DIRECTIONS FOR THIS TASK » Go through the data and copy each line where the word "title" shows up.

::::::

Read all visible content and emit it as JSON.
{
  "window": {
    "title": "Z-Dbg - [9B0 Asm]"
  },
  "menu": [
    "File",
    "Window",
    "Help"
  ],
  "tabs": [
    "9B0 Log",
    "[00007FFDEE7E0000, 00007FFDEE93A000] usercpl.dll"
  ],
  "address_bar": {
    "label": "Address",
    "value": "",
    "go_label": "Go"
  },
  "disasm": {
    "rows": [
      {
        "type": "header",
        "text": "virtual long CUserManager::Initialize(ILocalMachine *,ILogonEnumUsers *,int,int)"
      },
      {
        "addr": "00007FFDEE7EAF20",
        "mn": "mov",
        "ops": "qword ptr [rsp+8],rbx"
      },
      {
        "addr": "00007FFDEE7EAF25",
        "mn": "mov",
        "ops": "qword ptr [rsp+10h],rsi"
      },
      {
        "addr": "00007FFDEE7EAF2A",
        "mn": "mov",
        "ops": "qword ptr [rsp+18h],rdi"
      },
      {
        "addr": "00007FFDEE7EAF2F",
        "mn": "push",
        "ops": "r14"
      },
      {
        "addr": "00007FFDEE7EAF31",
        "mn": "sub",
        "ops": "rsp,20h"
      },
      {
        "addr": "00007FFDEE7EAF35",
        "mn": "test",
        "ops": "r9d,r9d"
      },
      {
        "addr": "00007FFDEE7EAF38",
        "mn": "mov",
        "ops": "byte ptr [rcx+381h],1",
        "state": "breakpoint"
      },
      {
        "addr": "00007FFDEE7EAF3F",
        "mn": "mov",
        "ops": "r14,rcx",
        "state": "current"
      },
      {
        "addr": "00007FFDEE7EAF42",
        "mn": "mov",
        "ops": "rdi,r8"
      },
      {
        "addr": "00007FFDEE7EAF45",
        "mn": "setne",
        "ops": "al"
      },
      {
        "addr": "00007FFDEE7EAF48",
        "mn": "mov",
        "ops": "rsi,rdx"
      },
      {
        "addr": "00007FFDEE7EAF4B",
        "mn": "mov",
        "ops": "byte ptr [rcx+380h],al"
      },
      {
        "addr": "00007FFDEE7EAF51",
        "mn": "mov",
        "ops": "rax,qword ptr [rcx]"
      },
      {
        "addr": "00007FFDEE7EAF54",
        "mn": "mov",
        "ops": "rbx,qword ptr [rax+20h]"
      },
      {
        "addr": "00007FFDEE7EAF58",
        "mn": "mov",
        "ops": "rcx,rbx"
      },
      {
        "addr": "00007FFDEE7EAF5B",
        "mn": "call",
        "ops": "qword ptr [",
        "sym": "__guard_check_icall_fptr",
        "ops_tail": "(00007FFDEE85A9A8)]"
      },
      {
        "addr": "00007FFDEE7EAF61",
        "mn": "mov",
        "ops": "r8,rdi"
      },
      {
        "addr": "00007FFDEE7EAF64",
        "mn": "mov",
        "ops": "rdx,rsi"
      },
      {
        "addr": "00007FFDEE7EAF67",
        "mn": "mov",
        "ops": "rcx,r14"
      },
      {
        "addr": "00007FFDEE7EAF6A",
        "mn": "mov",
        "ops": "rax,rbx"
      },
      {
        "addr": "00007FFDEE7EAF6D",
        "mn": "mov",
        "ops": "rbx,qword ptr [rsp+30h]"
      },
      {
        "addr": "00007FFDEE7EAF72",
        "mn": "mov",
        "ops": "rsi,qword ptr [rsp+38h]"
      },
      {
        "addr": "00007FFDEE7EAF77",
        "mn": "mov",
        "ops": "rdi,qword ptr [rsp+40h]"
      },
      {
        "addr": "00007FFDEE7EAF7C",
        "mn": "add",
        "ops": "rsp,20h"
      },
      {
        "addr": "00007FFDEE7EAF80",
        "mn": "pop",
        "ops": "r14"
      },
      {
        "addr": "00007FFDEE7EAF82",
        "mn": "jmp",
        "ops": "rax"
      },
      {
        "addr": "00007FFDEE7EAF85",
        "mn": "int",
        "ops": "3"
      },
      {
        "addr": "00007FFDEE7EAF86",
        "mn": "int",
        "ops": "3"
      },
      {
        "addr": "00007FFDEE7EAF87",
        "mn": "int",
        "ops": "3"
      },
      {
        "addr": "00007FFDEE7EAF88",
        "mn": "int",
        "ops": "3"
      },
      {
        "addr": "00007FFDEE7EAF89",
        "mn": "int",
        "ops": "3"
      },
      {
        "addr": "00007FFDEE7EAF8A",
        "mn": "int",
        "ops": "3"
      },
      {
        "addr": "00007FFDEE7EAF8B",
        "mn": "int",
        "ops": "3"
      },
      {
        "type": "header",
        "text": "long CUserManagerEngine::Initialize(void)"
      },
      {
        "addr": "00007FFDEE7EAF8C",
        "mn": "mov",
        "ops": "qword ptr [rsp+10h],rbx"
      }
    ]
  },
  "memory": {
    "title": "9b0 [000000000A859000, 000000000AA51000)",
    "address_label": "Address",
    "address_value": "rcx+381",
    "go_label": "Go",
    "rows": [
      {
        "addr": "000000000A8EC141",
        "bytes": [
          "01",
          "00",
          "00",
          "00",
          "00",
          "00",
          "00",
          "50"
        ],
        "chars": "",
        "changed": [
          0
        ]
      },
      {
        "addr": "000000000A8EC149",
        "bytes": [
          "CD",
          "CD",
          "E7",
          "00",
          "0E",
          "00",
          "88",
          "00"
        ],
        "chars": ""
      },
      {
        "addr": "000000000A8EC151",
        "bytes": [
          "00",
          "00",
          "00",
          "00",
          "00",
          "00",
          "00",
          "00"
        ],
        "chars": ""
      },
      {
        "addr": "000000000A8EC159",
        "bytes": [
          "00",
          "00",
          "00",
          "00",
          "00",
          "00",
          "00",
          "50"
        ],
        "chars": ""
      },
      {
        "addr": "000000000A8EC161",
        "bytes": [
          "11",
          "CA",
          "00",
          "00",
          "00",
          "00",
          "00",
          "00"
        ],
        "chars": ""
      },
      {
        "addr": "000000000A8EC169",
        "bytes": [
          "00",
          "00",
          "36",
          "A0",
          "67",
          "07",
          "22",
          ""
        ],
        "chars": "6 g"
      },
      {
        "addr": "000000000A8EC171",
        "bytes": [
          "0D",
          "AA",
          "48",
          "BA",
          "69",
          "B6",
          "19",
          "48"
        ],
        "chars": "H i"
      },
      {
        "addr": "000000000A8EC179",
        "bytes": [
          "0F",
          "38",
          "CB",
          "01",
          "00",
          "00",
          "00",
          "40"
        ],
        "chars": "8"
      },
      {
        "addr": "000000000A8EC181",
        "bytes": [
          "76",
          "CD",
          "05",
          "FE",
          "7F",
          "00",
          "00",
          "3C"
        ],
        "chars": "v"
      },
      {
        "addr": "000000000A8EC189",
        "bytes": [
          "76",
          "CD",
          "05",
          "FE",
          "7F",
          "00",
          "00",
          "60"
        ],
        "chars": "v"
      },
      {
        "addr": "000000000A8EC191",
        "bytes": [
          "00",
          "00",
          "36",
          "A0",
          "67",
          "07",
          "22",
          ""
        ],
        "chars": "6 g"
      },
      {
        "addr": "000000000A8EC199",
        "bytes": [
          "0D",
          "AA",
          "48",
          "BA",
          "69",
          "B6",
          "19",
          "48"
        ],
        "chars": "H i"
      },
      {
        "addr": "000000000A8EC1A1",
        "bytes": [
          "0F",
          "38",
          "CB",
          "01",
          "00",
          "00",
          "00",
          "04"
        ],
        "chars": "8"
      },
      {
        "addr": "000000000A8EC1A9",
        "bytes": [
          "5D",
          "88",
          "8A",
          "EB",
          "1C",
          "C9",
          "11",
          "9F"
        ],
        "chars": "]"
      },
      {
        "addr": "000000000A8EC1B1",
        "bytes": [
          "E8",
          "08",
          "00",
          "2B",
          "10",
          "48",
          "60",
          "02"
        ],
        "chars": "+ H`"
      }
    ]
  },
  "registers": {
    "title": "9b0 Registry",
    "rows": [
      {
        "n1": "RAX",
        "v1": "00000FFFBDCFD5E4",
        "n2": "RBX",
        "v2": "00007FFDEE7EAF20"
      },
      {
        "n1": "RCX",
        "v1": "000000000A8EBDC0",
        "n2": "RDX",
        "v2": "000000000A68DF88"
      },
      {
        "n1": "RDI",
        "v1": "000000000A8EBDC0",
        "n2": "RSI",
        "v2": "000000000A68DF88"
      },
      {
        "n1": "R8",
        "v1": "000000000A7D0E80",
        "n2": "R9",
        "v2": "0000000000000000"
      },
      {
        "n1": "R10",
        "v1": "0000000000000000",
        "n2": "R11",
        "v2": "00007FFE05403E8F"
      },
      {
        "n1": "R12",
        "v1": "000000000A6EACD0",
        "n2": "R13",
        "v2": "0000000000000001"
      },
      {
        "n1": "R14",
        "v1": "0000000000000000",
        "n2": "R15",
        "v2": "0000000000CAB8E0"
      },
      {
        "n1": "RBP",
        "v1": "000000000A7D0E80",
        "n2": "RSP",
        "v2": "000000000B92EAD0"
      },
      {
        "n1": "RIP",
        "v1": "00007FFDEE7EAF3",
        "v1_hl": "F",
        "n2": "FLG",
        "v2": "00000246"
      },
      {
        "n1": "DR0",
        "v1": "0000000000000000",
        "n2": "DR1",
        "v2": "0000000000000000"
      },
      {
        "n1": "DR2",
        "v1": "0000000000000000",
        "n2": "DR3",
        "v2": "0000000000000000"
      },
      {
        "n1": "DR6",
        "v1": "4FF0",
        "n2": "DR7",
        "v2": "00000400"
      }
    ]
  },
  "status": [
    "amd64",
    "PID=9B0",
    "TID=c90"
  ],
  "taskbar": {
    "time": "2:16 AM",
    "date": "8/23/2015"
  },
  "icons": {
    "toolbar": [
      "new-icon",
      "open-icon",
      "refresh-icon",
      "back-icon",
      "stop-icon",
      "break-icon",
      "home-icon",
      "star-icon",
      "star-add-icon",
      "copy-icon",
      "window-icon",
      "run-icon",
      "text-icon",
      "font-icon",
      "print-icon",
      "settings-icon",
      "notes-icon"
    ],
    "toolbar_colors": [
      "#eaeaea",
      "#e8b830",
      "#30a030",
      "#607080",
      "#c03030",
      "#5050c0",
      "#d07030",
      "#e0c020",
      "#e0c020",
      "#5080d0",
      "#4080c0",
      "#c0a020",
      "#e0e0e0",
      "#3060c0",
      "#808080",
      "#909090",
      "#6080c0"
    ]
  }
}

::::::

SOLUTION TO THIS PROBLEM »
    "title": "Z-Dbg - [9B0 Asm]"
    "title": "9b0 [000000000A859000, 000000000AA51000)",
    "title": "9b0 Registry",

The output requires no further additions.